**Task brief:** Would you please repeat the data exactly as given?

**Records for the exercise:**
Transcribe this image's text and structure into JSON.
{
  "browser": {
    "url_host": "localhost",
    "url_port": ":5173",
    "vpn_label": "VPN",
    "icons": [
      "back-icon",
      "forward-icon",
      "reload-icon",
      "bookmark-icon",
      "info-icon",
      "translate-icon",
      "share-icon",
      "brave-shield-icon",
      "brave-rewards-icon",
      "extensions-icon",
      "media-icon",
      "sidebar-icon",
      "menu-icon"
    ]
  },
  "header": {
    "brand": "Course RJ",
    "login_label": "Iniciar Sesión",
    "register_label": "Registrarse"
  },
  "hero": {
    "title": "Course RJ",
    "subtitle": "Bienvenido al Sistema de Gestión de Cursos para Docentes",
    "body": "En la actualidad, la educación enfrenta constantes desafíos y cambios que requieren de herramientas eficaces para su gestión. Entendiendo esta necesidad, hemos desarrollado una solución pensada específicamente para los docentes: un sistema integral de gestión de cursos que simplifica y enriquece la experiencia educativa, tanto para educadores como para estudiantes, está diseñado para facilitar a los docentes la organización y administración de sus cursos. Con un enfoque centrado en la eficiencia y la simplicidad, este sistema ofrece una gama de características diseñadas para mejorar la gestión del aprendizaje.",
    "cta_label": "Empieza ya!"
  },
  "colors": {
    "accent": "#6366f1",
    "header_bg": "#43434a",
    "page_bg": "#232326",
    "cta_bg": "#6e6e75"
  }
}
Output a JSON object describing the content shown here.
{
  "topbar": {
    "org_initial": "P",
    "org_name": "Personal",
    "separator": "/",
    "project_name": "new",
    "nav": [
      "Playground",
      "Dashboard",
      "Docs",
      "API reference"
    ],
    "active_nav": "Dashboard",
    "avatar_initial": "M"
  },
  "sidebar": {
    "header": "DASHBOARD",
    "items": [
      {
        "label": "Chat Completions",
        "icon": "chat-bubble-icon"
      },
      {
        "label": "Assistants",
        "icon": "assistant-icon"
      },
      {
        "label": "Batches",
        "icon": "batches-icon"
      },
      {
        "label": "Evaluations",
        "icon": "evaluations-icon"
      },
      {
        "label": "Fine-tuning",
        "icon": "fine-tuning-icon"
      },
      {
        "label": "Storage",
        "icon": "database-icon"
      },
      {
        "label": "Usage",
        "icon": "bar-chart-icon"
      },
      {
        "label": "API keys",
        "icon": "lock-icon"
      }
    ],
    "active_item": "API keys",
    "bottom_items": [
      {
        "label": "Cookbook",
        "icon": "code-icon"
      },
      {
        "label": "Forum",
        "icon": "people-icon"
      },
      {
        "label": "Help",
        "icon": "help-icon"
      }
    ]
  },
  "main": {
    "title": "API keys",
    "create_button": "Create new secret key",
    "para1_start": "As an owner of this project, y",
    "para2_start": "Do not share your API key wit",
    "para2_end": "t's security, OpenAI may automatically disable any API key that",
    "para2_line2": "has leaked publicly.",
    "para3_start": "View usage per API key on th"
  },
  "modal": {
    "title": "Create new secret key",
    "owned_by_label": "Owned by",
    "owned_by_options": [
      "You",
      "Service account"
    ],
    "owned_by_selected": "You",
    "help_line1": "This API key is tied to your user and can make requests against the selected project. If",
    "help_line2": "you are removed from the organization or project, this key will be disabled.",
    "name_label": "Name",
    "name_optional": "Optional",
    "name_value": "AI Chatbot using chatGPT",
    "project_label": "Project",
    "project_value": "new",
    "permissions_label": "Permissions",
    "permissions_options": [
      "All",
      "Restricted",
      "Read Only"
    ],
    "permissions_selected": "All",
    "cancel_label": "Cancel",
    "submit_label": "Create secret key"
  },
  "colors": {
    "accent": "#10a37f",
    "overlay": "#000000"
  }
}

**Solution:**
Transcribe this image's text and structure into JSON.
{
  "browser": {
    "url_host": "localhost",
    "url_port": ":5173",
    "vpn_label": "VPN",
    "icons": [
      "back-icon",
      "forward-icon",
      "reload-icon",
      "bookmark-icon",
      "info-icon",
      "translate-icon",
      "share-icon",
      "brave-shield-icon",
      "brave-rewards-icon",
      "extensions-icon",
      "media-icon",
      "sidebar-icon",
      "menu-icon"
    ]
  },
  "header": {
    "brand": "Course RJ",
    "login_label": "Iniciar Sesión",
    "register_label": "Registrarse"
  },
  "hero": {
    "title": "Course RJ",
    "subtitle": "Bienvenido al Sistema de Gestión de Cursos para Docentes",
    "body": "En la actualidad, la educación enfrenta constantes desafíos y cambios que requieren de herramientas eficaces para su gestión. Entendiendo esta necesidad, hemos desarrollado una solución pensada específicamente para los docentes: un sistema integral de gestión de cursos que simplifica y enriquece la experiencia educativa, tanto para educadores como para estudiantes, está diseñado para facilitar a los docentes la organización y administración de sus cursos. Con un enfoque centrado en la eficiencia y la simplicidad, este sistema ofrece una gama de características diseñadas para mejorar la gestión del aprendizaje.",
    "cta_label": "Empieza ya!"
  },
  "colors": {
    "accent": "#6366f1",
    "header_bg": "#43434a",
    "page_bg": "#232326",
    "cta_bg": "#6e6e75"
  }
}
Output a JSON object describing the content shown here.
{
  "topbar": {
    "org_initial": "P",
    "org_name": "Personal",
    "separator": "/",
    "project_name": "new",
    "nav": [
      "Playground",
      "Dashboard",
      "Docs",
      "API reference"
    ],
    "active_nav": "Dashboard",
    "avatar_initial": "M"
  },
  "sidebar": {
    "header": "DASHBOARD",
    "items": [
      {
        "label": "Chat Completions",
        "icon": "chat-bubble-icon"
      },
      {
        "label": "Assistants",
        "icon": "assistant-icon"
      },
      {
        "label": "Batches",
        "icon": "batches-icon"
      },
      {
        "label": "Evaluations",
        "icon": "evaluations-icon"
      },
      {
        "label": "Fine-tuning",
        "icon": "fine-tuning-icon"
      },
      {
        "label": "Storage",
        "icon": "database-icon"
      },
      {
        "label": "Usage",
        "icon": "bar-chart-icon"
      },
      {
        "label": "API keys",
        "icon": "lock-icon"
      }
    ],
    "active_item": "API keys",
    "bottom_items": [
      {
        "label": "Cookbook",
        "icon": "code-icon"
      },
      {
        "label": "Forum",
        "icon": "people-icon"
      },
      {
        "label": "Help",
        "icon": "help-icon"
      }
    ]
  },
  "main": {
    "title": "API keys",
    "create_button": "Create new secret key",
    "para1_start": "As an owner of this project, y",
    "para2_start": "Do not share your API key wit",
    "para2_end": "t's security, OpenAI may automatically disable any API key that",
    "para2_line2": "has leaked publicly.",
    "para3_start": "View usage per API key on th"
  },
  "modal": {
    "title": "Create new secret key",
    "owned_by_label": "Owned by",
    "owned_by_options": [
      "You",
      "Service account"
    ],
    "owned_by_selected": "You",
    "help_line1": "This API key is tied to your user and can make requests against the selected project. If",
    "help_line2": "you are removed from the organization or project, this key will be disabled.",
    "name_label": "Name",
    "name_optional": "Optional",
    "name_value": "AI Chatbot using chatGPT",
    "project_label": "Project",
    "project_value": "new",
    "permissions_label": "Permissions",
    "permissions_options": [
      "All",
      "Restricted",
      "Read Only"
    ],
    "permissions_selected": "All",
    "cancel_label": "Cancel",
    "submit_label": "Create secret key"
  },
  "colors": {
    "accent": "#10a37f",
    "overlay": "#000000"
  }
}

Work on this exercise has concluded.